A girl from Denmark has just arrived and will be teaching English at college. We met up so I could tell her about the course and college. She seemed quite comfortable and happy here already!

And of course the campus will fill up with students again and KS will start teaching “Jeremiah” and “How to Study the Bible”

Another ending for me this month is finishing Level 2 of language (July-Sept). We have a two weeks off, I’m planning to spend more time doing listening and speaking. During term time I spend a lot of time writing and reading just to keep up in class, so I think I’m in need of some conversation practise. (Ask me how it’s going.)

Unrelated to academic things, but still keeping with the theme of endings and beginnings is that I have started going to a different church.

KS is committed to helping his church. He preaches at least once a month, involved with music and youth as well as working with the elders to build up leadership of members (there is no pastor).

I’ve found the moto ride there each week very un-fun, and so it’s been hard to get to know people. Its hard enough to try to speak Khmer, but adding in a sore back and general traffic exhaustion makes its even harder. Along with the fact we only see the people once a week (no one lives near us) means I’m always feeling like I want to be more involved.

So I have started going to a church that is close enough to ride my bike to, and I already know many of the people there. I would prefer if KS and I could be part of the same church, but after 7 months of trying, it wasn’t working. I hope I can get involved in my new church.

Tuesday, August 14, 2007

What is this?????????

What is in the photo????
You tell us! Please send an email with your answer (or you could leave a comment on the blog but then everyone can read it- so only do that it you think you’re wrong). Winners might get a postcard from Cambodia. Answer/s will be revealed in the future. Feel free to share with you Bible study group etc.

Cow goes up the hill

Here is a picture of a meal we had at our house with KS’s small group. It’s similar to Chinese meals – Hot Pot/Steam Boat. All the food comes to the table raw (or in this case the floor) and you cook as you go in pot in the middle. Instead of a pot of boiling soup this is a small coal stove that is shaped like a hill. And most of the meat we cooked on it was beef- hence the name!

Thursday, August 09, 2007

International Visit # 2 and traffic photo

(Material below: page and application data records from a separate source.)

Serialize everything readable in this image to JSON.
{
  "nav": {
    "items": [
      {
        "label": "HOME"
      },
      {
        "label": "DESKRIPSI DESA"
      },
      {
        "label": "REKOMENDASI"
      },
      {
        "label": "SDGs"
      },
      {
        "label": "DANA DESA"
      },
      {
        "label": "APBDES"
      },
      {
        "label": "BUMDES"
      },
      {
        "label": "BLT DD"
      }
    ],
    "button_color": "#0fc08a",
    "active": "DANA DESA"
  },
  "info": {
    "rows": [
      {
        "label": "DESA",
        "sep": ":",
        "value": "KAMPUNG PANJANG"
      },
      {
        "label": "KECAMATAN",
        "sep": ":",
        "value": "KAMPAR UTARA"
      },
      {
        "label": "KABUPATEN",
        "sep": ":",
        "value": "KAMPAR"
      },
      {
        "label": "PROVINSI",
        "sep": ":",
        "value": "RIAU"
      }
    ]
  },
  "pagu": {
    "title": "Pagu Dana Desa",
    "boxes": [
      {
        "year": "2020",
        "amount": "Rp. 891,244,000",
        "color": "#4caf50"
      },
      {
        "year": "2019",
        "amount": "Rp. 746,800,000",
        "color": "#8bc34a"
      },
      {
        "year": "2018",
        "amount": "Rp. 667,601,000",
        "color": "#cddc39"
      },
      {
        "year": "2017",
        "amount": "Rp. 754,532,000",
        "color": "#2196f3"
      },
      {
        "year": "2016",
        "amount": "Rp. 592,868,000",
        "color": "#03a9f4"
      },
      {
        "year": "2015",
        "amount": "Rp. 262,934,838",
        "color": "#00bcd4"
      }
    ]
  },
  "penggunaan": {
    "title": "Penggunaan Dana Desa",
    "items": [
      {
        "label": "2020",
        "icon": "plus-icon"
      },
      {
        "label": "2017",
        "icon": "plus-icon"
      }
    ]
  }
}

An Aussie family we know who financially support the work of the college recently came to visit Cambodia. It was great to introduce them to the student they support, show them around and have some meals together. We were excited that as well as sending money to support work in Cambodia they could come and see and experience a bit.

It was also fun for me because we got to ride in tuk tuks (rather than moto taxi or bike) and we got to feed them fun/interesting Cambodian fruit.